Bornstein notes that Japanese audiences would recognize key elements in Cat Mountain. "They would understand that a fox, badger, or a cat can capriciously assume human form and bestow gifts or punishments, so you have to be kind to them, be kind to all things as they all have spirits. And they would also understand that mountains are places of ghosts and demons, a testing ground," he continued. "You often see tales of warriors or wise men go up the mountain to battle demons or doubts, and they come back mad or transformed. So Sho's journey is a hero's journey.

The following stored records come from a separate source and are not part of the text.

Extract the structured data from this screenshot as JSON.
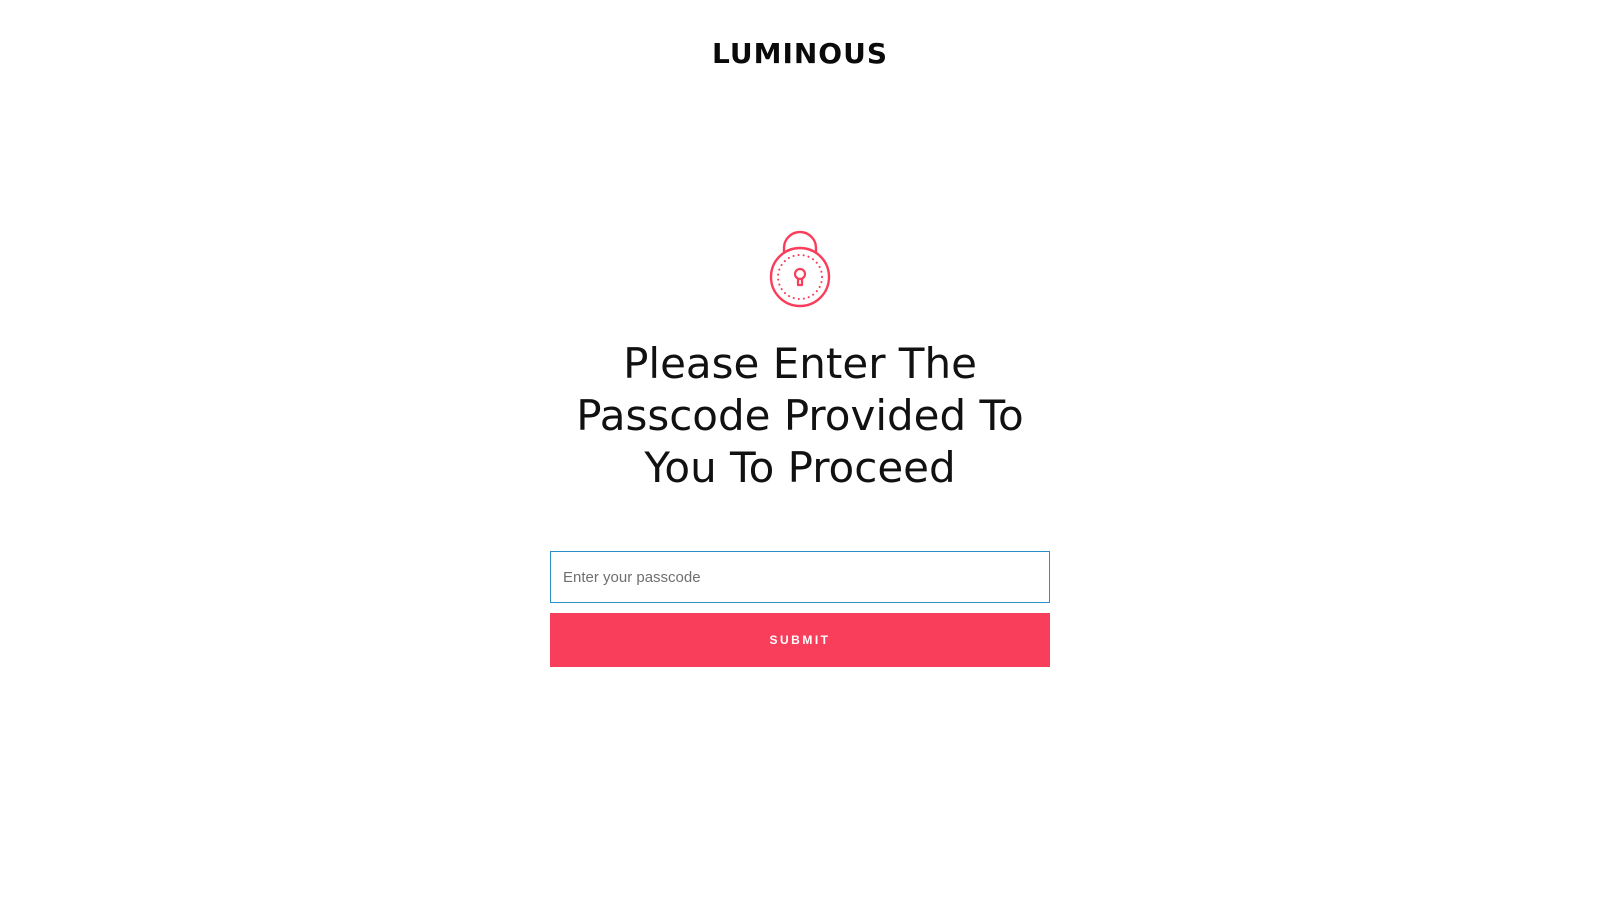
{
  "brand": {
    "logo_text": "LUMINOUS"
  },
  "icons": {
    "lock": "padlock-icon"
  },
  "colors": {
    "accent": "#f93e5c",
    "input_border": "#2b8fc7",
    "text": "#111111"
  },
  "main": {
    "heading": "Please Enter The Passcode Provided To You To Proceed"
  },
  "form": {
    "passcode_placeholder": "Enter your passcode",
    "passcode_value": "",
    "submit_label": "SUBMIT"
  }
}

She's transformed from a frightened lonely girl to someone who knows she's loved, and that gives her power."

ld understand that a fox, badger, or a cat can capriciously assume human form and bestow gifts or punishments, so you have to be kind to them, be kind to all things as they all have spirits. And they would also understand that mountains are places of ghosts and demons, a testing ground," he continued. "You often see tales of warriors or wise men go up the mountain to battle demons or doubts, and they come back mad or transformed. So Sho's journey is a hero's journey. She's transformed from a frightened lonely girl to someone who knows she's loved, and that give

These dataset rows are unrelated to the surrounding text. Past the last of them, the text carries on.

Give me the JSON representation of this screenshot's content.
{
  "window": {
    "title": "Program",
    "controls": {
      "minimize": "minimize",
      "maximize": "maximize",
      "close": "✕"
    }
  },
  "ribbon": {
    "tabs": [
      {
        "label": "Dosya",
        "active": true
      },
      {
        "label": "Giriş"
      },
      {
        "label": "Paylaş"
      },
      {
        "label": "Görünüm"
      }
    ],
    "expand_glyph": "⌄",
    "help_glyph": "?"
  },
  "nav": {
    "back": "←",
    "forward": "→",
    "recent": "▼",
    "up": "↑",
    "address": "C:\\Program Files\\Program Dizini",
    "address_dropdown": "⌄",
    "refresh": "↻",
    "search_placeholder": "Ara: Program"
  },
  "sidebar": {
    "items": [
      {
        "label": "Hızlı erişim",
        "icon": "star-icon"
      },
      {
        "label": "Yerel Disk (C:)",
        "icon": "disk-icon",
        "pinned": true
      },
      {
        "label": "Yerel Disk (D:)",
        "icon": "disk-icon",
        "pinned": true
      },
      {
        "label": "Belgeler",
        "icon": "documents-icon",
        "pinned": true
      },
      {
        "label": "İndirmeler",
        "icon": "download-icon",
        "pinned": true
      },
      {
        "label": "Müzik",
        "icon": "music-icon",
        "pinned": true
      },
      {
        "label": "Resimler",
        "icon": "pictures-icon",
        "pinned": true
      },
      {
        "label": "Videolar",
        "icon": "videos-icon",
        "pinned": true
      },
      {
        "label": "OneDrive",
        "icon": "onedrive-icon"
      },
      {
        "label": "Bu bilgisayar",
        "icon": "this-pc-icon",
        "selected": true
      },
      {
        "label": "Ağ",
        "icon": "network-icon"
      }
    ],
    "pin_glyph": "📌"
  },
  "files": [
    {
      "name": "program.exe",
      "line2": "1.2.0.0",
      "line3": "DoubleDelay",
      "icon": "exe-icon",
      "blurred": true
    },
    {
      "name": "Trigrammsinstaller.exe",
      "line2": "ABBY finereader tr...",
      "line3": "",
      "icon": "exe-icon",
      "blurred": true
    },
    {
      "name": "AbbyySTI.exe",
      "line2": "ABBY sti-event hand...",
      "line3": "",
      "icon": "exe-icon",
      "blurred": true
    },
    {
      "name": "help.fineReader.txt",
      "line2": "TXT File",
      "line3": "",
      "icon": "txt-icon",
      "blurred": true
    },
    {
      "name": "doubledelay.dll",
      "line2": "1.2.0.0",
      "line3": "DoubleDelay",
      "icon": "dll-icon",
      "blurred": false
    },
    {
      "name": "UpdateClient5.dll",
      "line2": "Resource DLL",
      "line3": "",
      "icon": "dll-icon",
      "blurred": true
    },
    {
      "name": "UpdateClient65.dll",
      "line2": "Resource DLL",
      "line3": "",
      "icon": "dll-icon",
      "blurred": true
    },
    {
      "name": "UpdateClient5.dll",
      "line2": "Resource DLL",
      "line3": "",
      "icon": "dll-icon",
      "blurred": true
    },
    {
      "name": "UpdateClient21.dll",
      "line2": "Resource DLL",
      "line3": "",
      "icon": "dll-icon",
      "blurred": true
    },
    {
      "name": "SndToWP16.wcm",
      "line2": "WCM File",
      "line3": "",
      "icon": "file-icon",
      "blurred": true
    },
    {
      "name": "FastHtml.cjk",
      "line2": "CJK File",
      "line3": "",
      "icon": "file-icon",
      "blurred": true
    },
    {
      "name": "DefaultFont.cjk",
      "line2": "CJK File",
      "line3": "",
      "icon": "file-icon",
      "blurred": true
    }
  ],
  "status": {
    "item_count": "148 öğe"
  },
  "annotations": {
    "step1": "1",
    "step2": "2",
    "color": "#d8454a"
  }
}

Image courtesy Behind the Mask Theatre


See what's coming up in the Calendar of Events.


Saturday, April 12, 9:00 am

New Exhibition: The Legacy of Penobscot Canoes: A View from the River


Sunday, April 27,1:00 pm

Performance and Family Workshop: Cat Mountain: Presented by Behind the Mask Theatre


Tuesday, April 29,6:00 pm

Hallam L. Movius, Jr.  Public Lecture and Reception: "Between the Caves: Landscape Archaeology of the Paleolithic in the French Central Pyrenees"

Margaret W. Conkey, Professor Emerita, Department of Archaeology, University of California, Berkeley

Archaeology Now lecture series


Wednesday, April 30, 6:00 pm

Public Lecture:"Worldly Worlding: Curating the Imaginal Fields of Science and Art"

Carolyn Christov-Bakargiev, Artistic Director, dOCUMENTA(13)
Presented by Harvard Museums’ Seminar on Innovative Curatorial Practice